Israeli occupation forces killed two protesters in Gaza on Friday, both of them children, according to Al Mezan, a human rights group in the territory.
The deaths bring to three the number of Palestinians killed by Israeli forces during the week. Abdallah Faisal Tawalbeh, 21, was shot dead by soldiers in the northern West Bank on Monday.
On Friday, Hasan Iyad Abd al-Fattah Shalabi, 14, died after he was shot in the chest while 60 meters from the boundary fence with Israel in Khan Younis, southern Gaza.
Hamza Muhammad Rushdi Ishtaiwi, 17, was fatally shot in the neck when he was 50 meters from the fence east of Gaza City. A photo of the slain teen circulated on social media after his death:
The boys killed in Gaza on Friday are the fourth and fifth Palestinian child fatalities at the hands of Israeli forces so far this year.
Thirty-eight children are among the 188 Palestinians killed by Israeli forces during the Great March of Return protests that were launched on 30 March last year.
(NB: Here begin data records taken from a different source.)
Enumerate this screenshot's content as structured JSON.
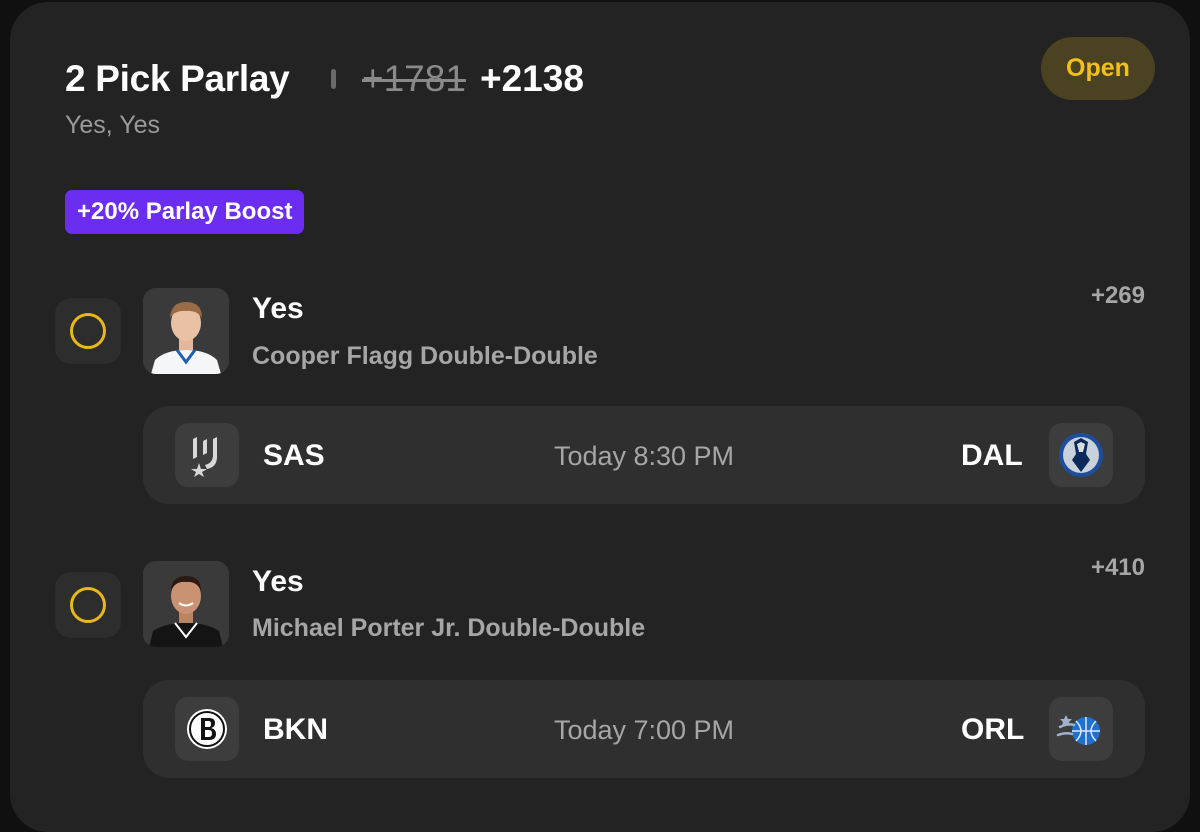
{
  "header": {
    "title": "2 Pick Parlay",
    "old_odds": "+1781",
    "new_odds": "+2138",
    "subtitle": "Yes, Yes",
    "status": "Open",
    "boost": "+20% Parlay Boost"
  },
  "colors": {
    "card_bg": "#232323",
    "status_text": "#f2c01a",
    "status_bg": "#4a4220",
    "boost_bg": "#6b2df0",
    "pending_ring": "#e7b81d"
  },
  "picks": [
    {
      "label": "Yes",
      "market": "Cooper Flagg Double-Double",
      "odds": "+269",
      "player_jersey_color": "#ffffff",
      "game": {
        "away_team": "SAS",
        "away_icon": "spurs-logo-icon",
        "time": "Today 8:30 PM",
        "home_team": "DAL",
        "home_icon": "mavericks-logo-icon"
      }
    },
    {
      "label": "Yes",
      "market": "Michael Porter Jr. Double-Double",
      "odds": "+410",
      "player_jersey_color": "#111111",
      "game": {
        "away_team": "BKN",
        "away_icon": "nets-logo-icon",
        "time": "Today 7:00 PM",
        "home_team": "ORL",
        "home_icon": "magic-logo-icon"
      }
    }
  ]
}
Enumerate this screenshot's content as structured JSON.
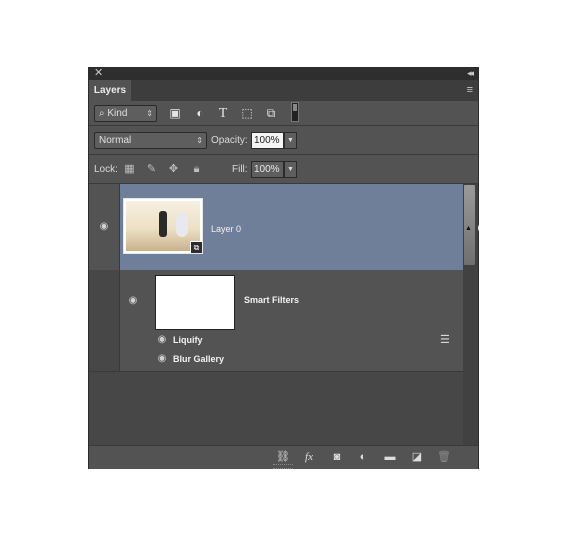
{
  "panel": {
    "close_glyph": "✕",
    "collapse_glyph": "◂◂",
    "tab_label": "Layers",
    "menu_glyph": "≡"
  },
  "filter": {
    "kind_label": "Kind",
    "icons": [
      "image-filter-icon",
      "adjustment-filter-icon",
      "type-filter-icon",
      "shape-filter-icon",
      "smart-object-filter-icon"
    ]
  },
  "blend": {
    "mode": "Normal",
    "opacity_label": "Opacity:",
    "opacity_value": "100%"
  },
  "lock": {
    "label": "Lock:",
    "fill_label": "Fill:",
    "fill_value": "100%"
  },
  "layers": [
    {
      "name": "Layer 0",
      "type": "smart-object",
      "selected": true,
      "visible": true
    }
  ],
  "smart_filters": {
    "label": "Smart Filters",
    "items": [
      {
        "name": "Liquify"
      },
      {
        "name": "Blur Gallery"
      }
    ]
  },
  "footer": {
    "buttons": [
      "link-layers-icon",
      "fx-icon",
      "add-mask-icon",
      "new-adjustment-icon",
      "new-group-icon",
      "new-layer-icon",
      "delete-layer-icon"
    ]
  },
  "colors": {
    "panel": "#535353",
    "selected_row": "#6f7f99",
    "titlebar": "#2e2e2e"
  }
}
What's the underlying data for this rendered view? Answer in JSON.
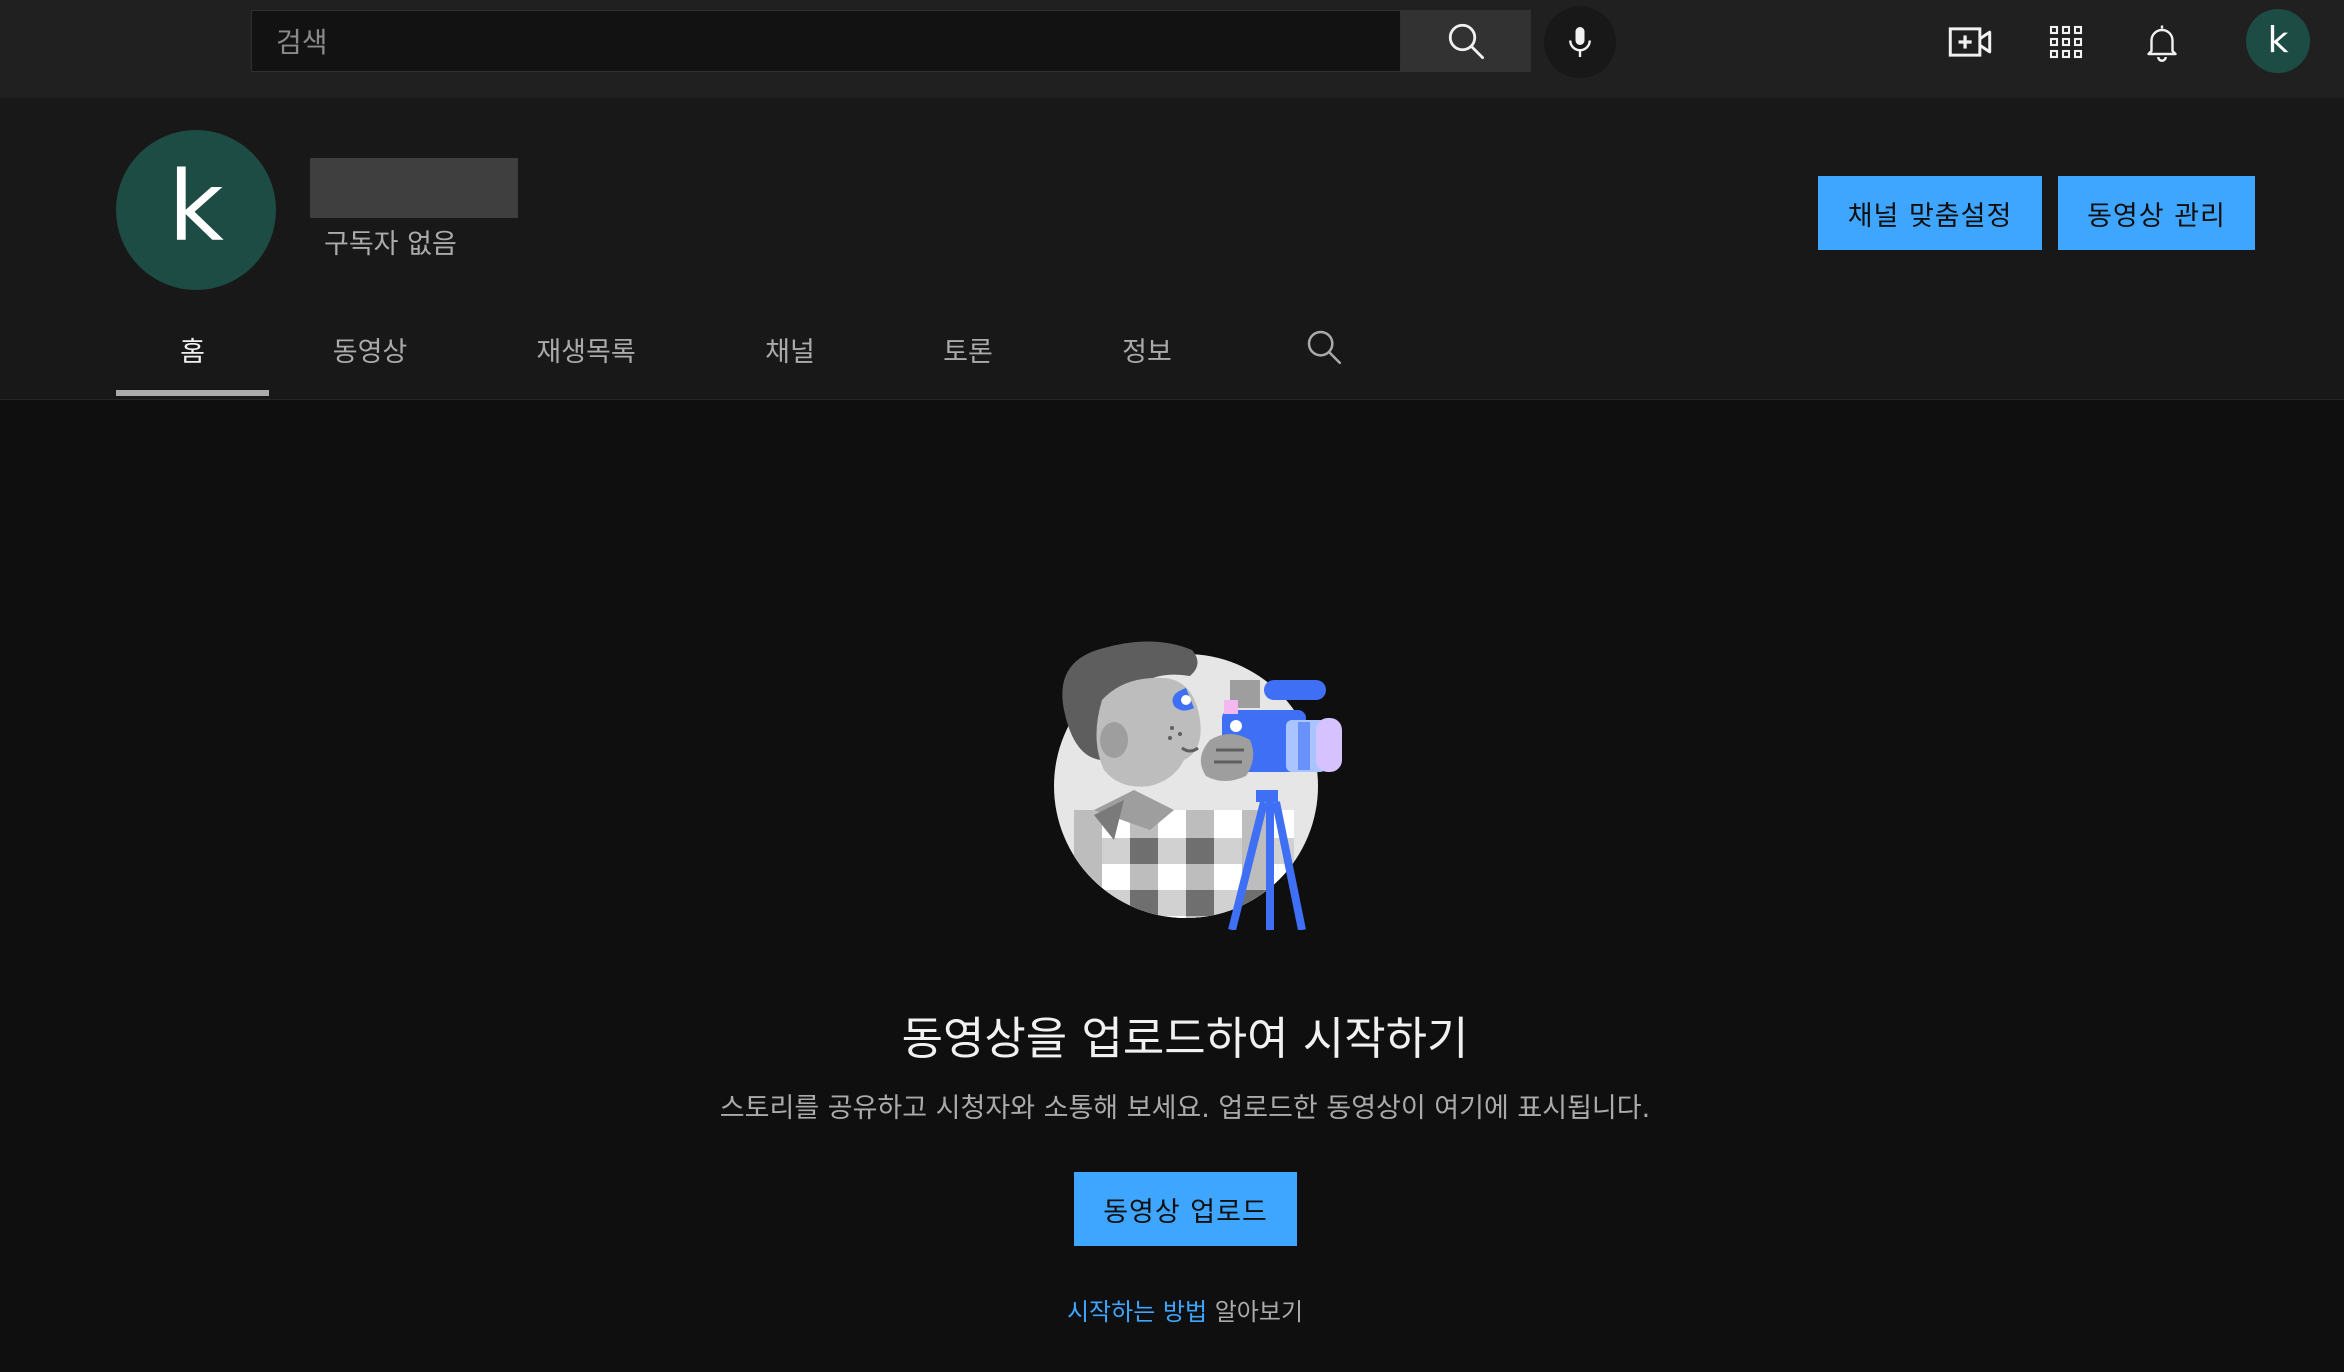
{
  "masthead": {
    "search_placeholder": "검색",
    "icons": [
      "search-icon",
      "microphone-icon",
      "create-video-icon",
      "apps-grid-icon",
      "notifications-bell-icon"
    ],
    "avatar_letter": "k",
    "avatar_color": "#1c4c43"
  },
  "channel": {
    "avatar_letter": "k",
    "subscriber_text": "구독자 없음",
    "customize_button": "채널 맞춤설정",
    "manage_button": "동영상 관리"
  },
  "tabs": [
    {
      "label": "홈",
      "active": true
    },
    {
      "label": "동영상",
      "active": false
    },
    {
      "label": "재생목록",
      "active": false
    },
    {
      "label": "채널",
      "active": false
    },
    {
      "label": "토론",
      "active": false
    },
    {
      "label": "정보",
      "active": false
    }
  ],
  "empty_state": {
    "title": "동영상을 업로드하여 시작하기",
    "description": "스토리를 공유하고 시청자와 소통해 보세요. 업로드한 동영상이 여기에 표시됩니다.",
    "upload_button": "동영상 업로드",
    "learn_link": "시작하는 방법",
    "learn_suffix": " 알아보기"
  },
  "colors": {
    "accent": "#3ea6ff",
    "background": "#0f0f0f",
    "header_bg": "#181818",
    "masthead_bg": "#202020"
  }
}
Ahmad Ghazi Abbas Abu Jabal, 30, died on Sunday from injuries sustained during protests along Gaza’s northern boundary the previous week.
During Friday’s protests Israeli forces injured more than 100 Palestinians, including 43 children, five women and a paramedic, according to Al Mezan.
Nearly two dozen were injured by live fire during the protests, while nearly 50 people were hit directly with tear gas projectiles, critically wounding one.
More than 7,600 Palestinians have been injured by live fire during the protests since their launch.
Healthcare system in crisis
While Gaza’s healthcare system has been in chronic crisis for years, it has become acute as hospitals struggle to cope with the staggering number of protest casualties.
Israeli military officials have warned lawmakers that Gaza’s healthcare system is on the verge of collapse, making it “difficult for the Israeli army to fight in the Strip for long” in any future military confrontation before “intense international intervention,” the Tel Aviv daily Haaretz reported this week.
Israel’s top leadership have been informed by an international medical organization that “around 6,000 people with bullet wounds are still awaiting urgent operations,” according to Haaretz.
“Most of the wounded are not receiving proper medical care and a quarter have developed bone infections that if untreated will lead to amputations. At this point there is no agency that could treat those thousands of people,” the paper added.
There are not enough doctors in Gaza as physicians who can leave the territory have emigrated, the report states, while hospitals lack basic medicines.
Overburdened facilities have prioritized treating mass casualties from protests and “patients with cancer, diabetes or dialysis needs … are simply being sent home.”
Gaza patients denied permission to travel
Meanwhile, Israel continues to deny or delay permission to medical patients to travel outside Gaza for treatment.
Israeli authorities have allowed themselves “exceedingly long processing times” when evaluating applications from Palestinians in Gaza seeking to enter Israel or the West Bank, according to rights groups.
The directive under which COGAT, the bureaucratic arm of Israel’s military occupation, operates allows 23 business days to process applications from medical patients; 50 business days for applications from Palestinians who wish to visit a seriously ill relative or attend a first degree relative’s wedding; and 70 business days for applications from those in Gaza who wish to study abroad.
Despite these lengthy processing timeframes, COGAT “frequently fails to answer permit applications within the times stipulated in the directive, and often doesn’t respond to applications at all,” according to Gisha, a group that monitors Israel’s closure of Gaza.
One of those affected by Israel’s “draconian” policy is Atia Darwish, a photojournalist who was hit in the left eye with a tear gas canister while covering protests in Gaza last December.
The injury caused “multiple facial fractures and severe bleeding at the back of his eye, putting his sight at risk,” according to the World Health Organization.
“He had surgery to remove shrapnel from the wound, fix his lower jaw and replace fragmented bones in his face with metal plates.”
“Not an exception”
But Darwish requires further specialized care and his vision remains impaired.
He received a referral for treatment at St. John Eye Hospital in Jerusalem but his travel application was still under Israeli review by the time his appointment date arrived.
“His case is not an exception,” the World Health Organization stated.
“Of 435 permit applications to Israeli authorities by those injured during the Great March of Return demonstrations, only 19 percent have been approved. Those unable to access the health care they need face a higher risk of complications and poorer health outcomes.”
St. John Eye Hospital is one of six health facilities in occupied East Jerusalem affected by $25 million in aid cuts from the Trump administration in Washington.
The White House cut half a billion dollars in aid to Palestinians last year, further raising fears over the fate of the Palestinian healthcare system.